TACOMA, Wash. — A research study released by the MultiCare Institute for Research & Innovation and Washington State University that aimed to better understand health disparities during the pandemic found a related 49 percent decrease in breast cancer screenings in Washington state, of which there were several substantial health inequities in this decline.
Women of color, women living in rural areas, and women who self-paid for treatment and were on Medicaid experienced the biggest reduction in screenings. The number of urban women who completed their mammograms went down about 50 percent, while screenings for American Indian and Alaska Native women went down 61 percent and Hispanic women’s screenings decreased 64 percent.
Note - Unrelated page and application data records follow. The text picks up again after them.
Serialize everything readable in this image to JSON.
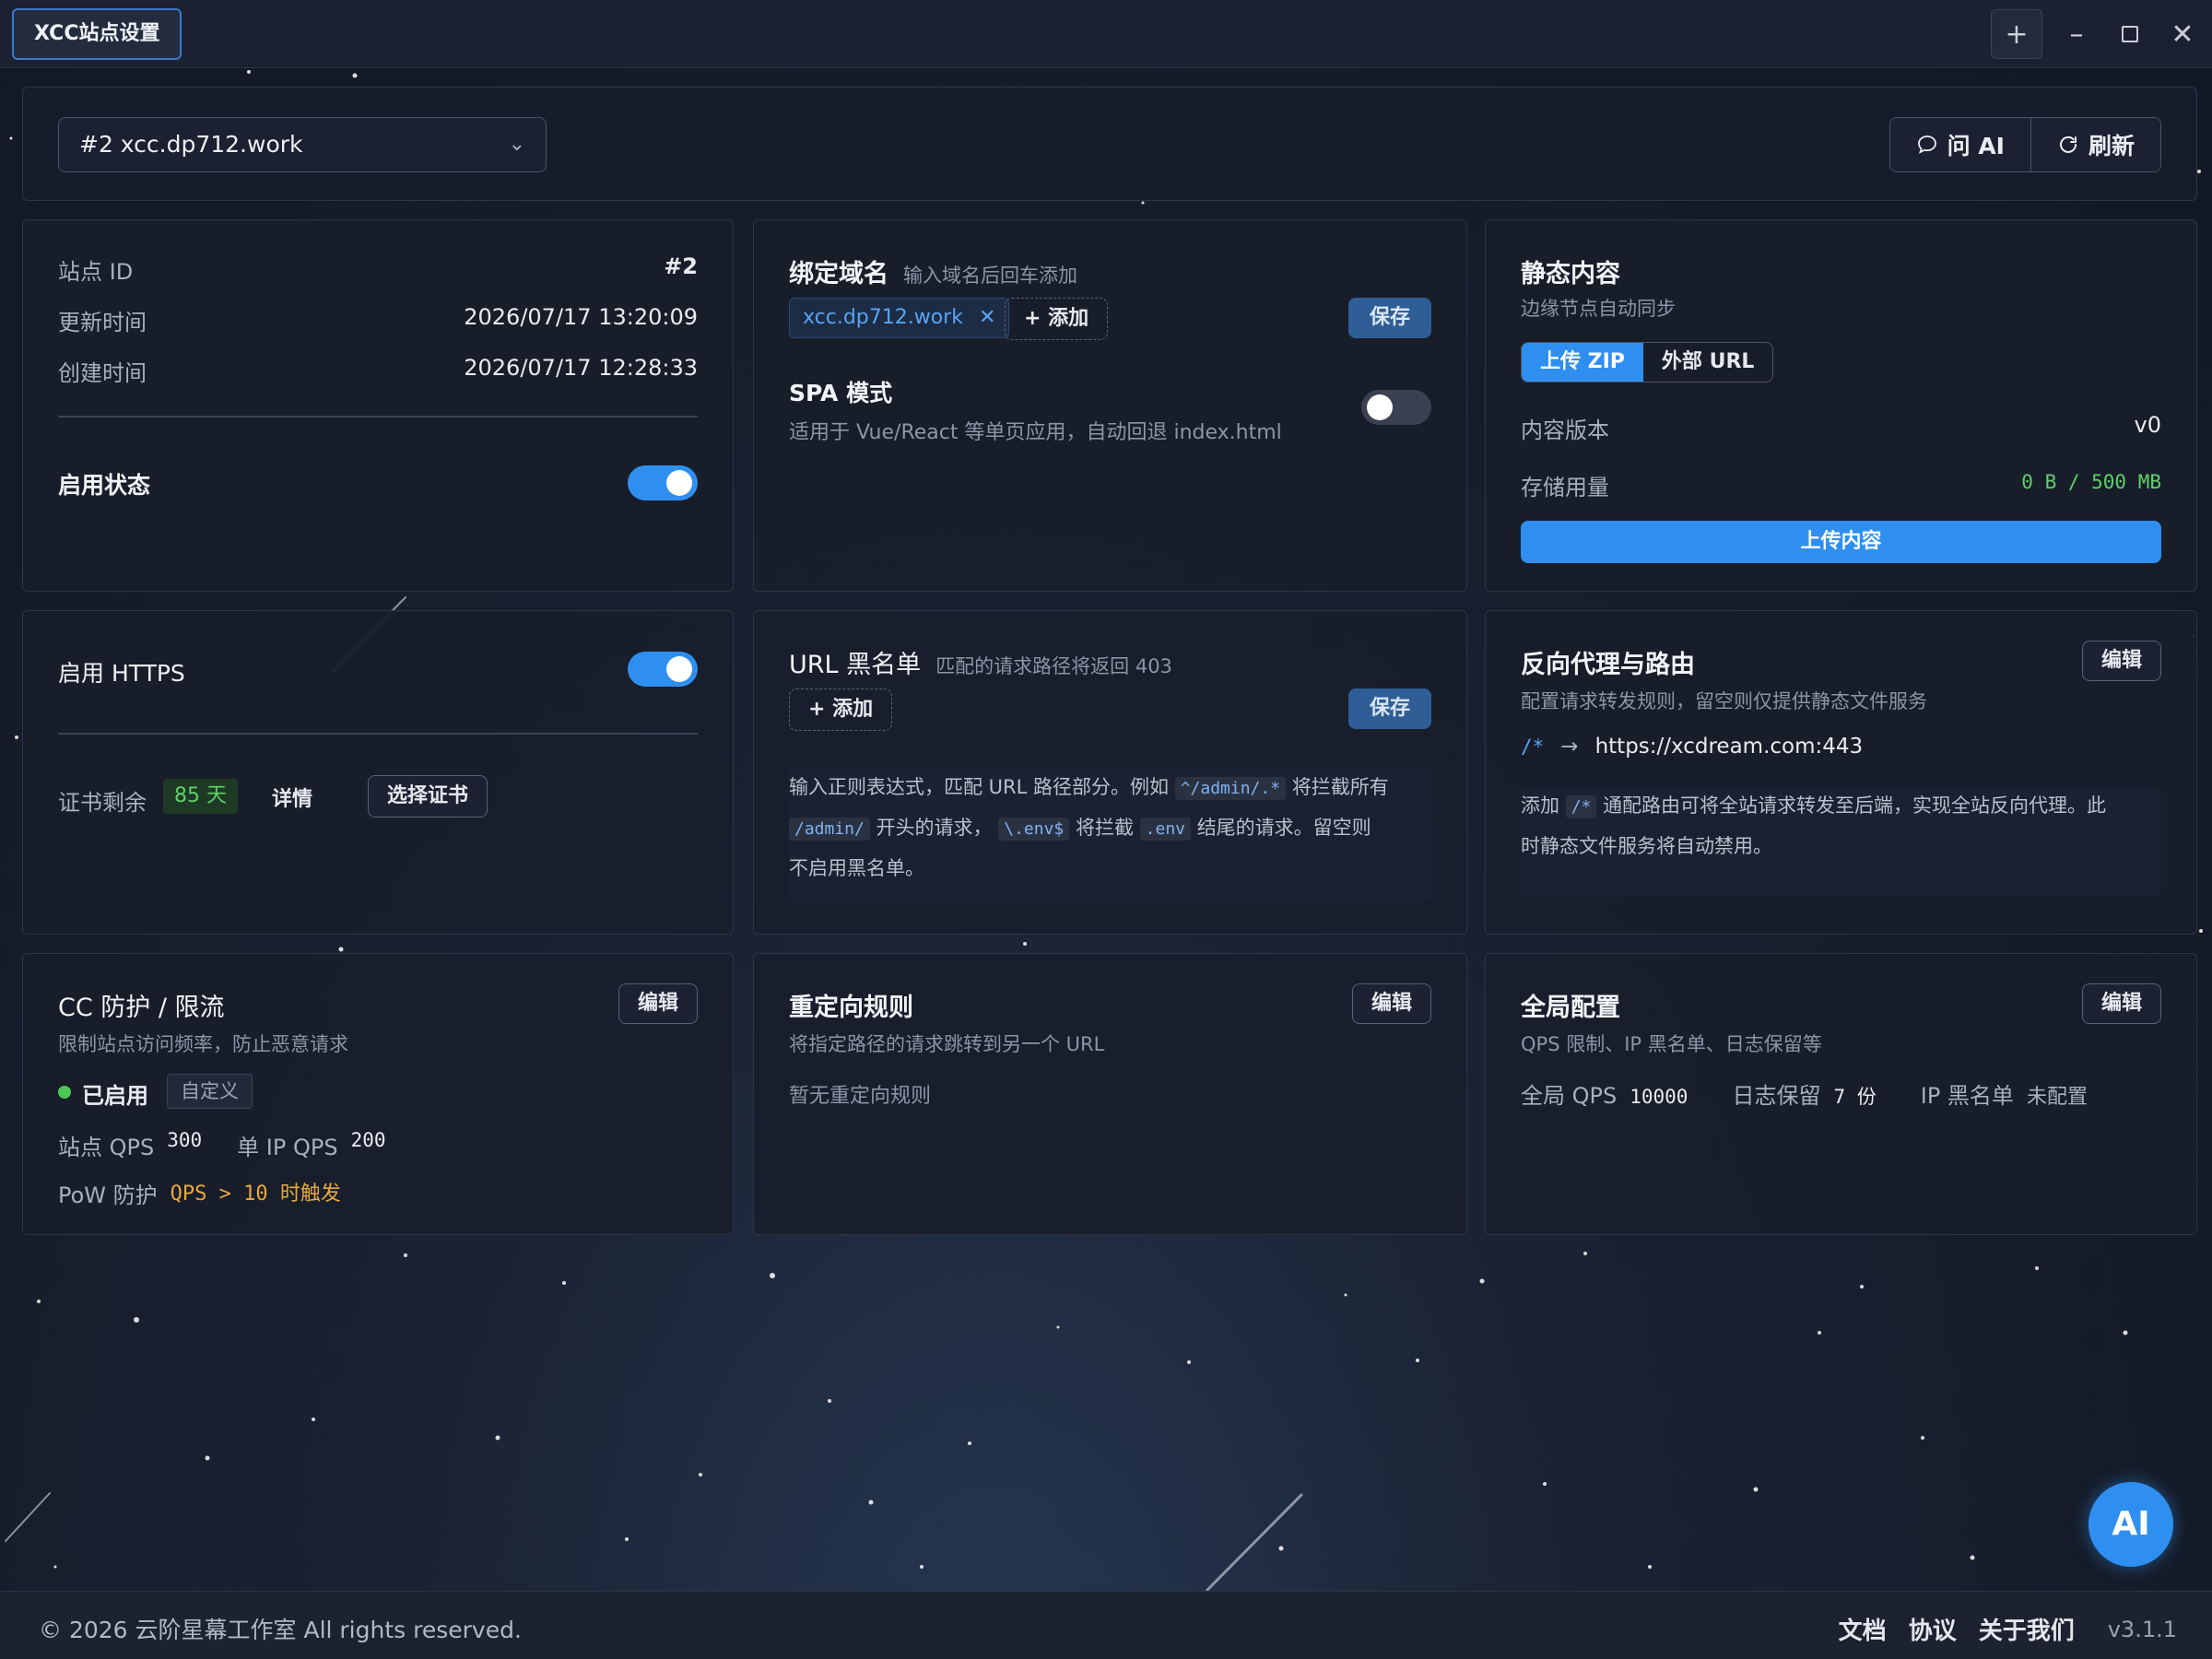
{
  "window": {
    "tab_title": "XCC站点设置",
    "new_tab_icon": "plus-icon",
    "controls": [
      "minimize-icon",
      "maximize-icon",
      "close-icon"
    ]
  },
  "topbar": {
    "site_selected": "#2 xcc.dp712.work",
    "ask_ai_label": "问 AI",
    "refresh_label": "刷新"
  },
  "site_info": {
    "id_label": "站点 ID",
    "id_value": "#2",
    "updated_label": "更新时间",
    "updated_value": "2026/07/17 13:20:09",
    "created_label": "创建时间",
    "created_value": "2026/07/17 12:28:33",
    "enabled_label": "启用状态",
    "enabled": true
  },
  "domains": {
    "title": "绑定域名",
    "hint": "输入域名后回车添加",
    "tags": [
      "xcc.dp712.work"
    ],
    "add_label": "+ 添加",
    "save_label": "保存",
    "spa_title": "SPA 模式",
    "spa_desc": "适用于 Vue/React 等单页应用，自动回退 index.html",
    "spa_enabled": false
  },
  "static": {
    "title": "静态内容",
    "subtitle": "边缘节点自动同步",
    "tab_zip": "上传 ZIP",
    "tab_url": "外部 URL",
    "version_label": "内容版本",
    "version_value": "v0",
    "storage_label": "存储用量",
    "storage_value": "0 B / 500 MB",
    "upload_label": "上传内容"
  },
  "https": {
    "enabled_label": "启用 HTTPS",
    "enabled": true,
    "cert_label": "证书剩余",
    "cert_days": "85 天",
    "detail_label": "详情",
    "choose_cert_label": "选择证书"
  },
  "blacklist": {
    "title": "URL 黑名单",
    "hint": "匹配的请求路径将返回 403",
    "add_label": "+ 添加",
    "save_label": "保存",
    "help_1": "输入正则表达式，匹配 URL 路径部分。例如",
    "code_1": "^/admin/.*",
    "help_2": "将拦截所有",
    "code_2": "/admin/",
    "help_3": "开头的请求，",
    "code_3": "\\.env$",
    "help_4": "将拦截",
    "code_4": ".env",
    "help_5": "结尾的请求。留空则",
    "help_6": "不启用黑名单。"
  },
  "proxy": {
    "title": "反向代理与路由",
    "subtitle": "配置请求转发规则，留空则仅提供静态文件服务",
    "edit_label": "编辑",
    "route_path": "/*",
    "route_arrow": "→",
    "route_target": "https://xcdream.com:443",
    "note_1": "添加",
    "note_code": "/*",
    "note_2": "通配路由可将全站请求转发至后端，实现全站反向代理。此",
    "note_3": "时静态文件服务将自动禁用。"
  },
  "cc": {
    "title": "CC 防护 / 限流",
    "subtitle": "限制站点访问频率，防止恶意请求",
    "edit_label": "编辑",
    "status": "已启用",
    "mode": "自定义",
    "site_qps_label": "站点 QPS",
    "site_qps_value": "300",
    "ip_qps_label": "单 IP QPS",
    "ip_qps_value": "200",
    "pow_label": "PoW 防护",
    "pow_value": "QPS > 10 时触发"
  },
  "redirect": {
    "title": "重定向规则",
    "subtitle": "将指定路径的请求跳转到另一个 URL",
    "edit_label": "编辑",
    "empty": "暂无重定向规则"
  },
  "global": {
    "title": "全局配置",
    "subtitle": "QPS 限制、IP 黑名单、日志保留等",
    "edit_label": "编辑",
    "qps_label": "全局 QPS",
    "qps_value": "10000",
    "log_label": "日志保留",
    "log_value": "7 份",
    "ipbl_label": "IP 黑名单",
    "ipbl_value": "未配置"
  },
  "footer": {
    "copyright": "© 2026 云阶星幕工作室 All rights reserved.",
    "docs": "文档",
    "terms": "协议",
    "about": "关于我们",
    "version": "v3.1.1"
  },
  "fab": {
    "label": "AI"
  },
  "colors": {
    "accent": "#2f8ff0",
    "success": "#5fd16a",
    "warning": "#e8a93c"
  }
}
The study suggests that there are additional barriers to screening due to the pandemic, including greater numbers of women unemployed and have less access to care without health insurance and increasing childcare commitments.
“Our goal through the MultiCare Institute for Research & Innovation is to learn how we can better deliver high-quality health care in every community that we serve, and identify and remove barriers to receiving care,” said Anne Reedy, vice president of research for MultiCare Institute for Research & Innovation. “No matter where someone lives, or the challenges they face, every person deserves to receive care in an easily accessible way. Through studies like this, we can better understand the health needs of communities and how we can better reach them.”
The MultiCare Institute for Research & Innovation works to improve the delivery of health care for patients by providing access to clinical trials. The study utilized state-wide patient data from MultiCare that removed any personally identifying information and covered patients from April 1, 2018, to December 31, 2020.
You can read more about the study at the Journal of American Medicine’s website and learn more about how MultiCare is improving access to care through research and clinical trials at www.multicare.org/research.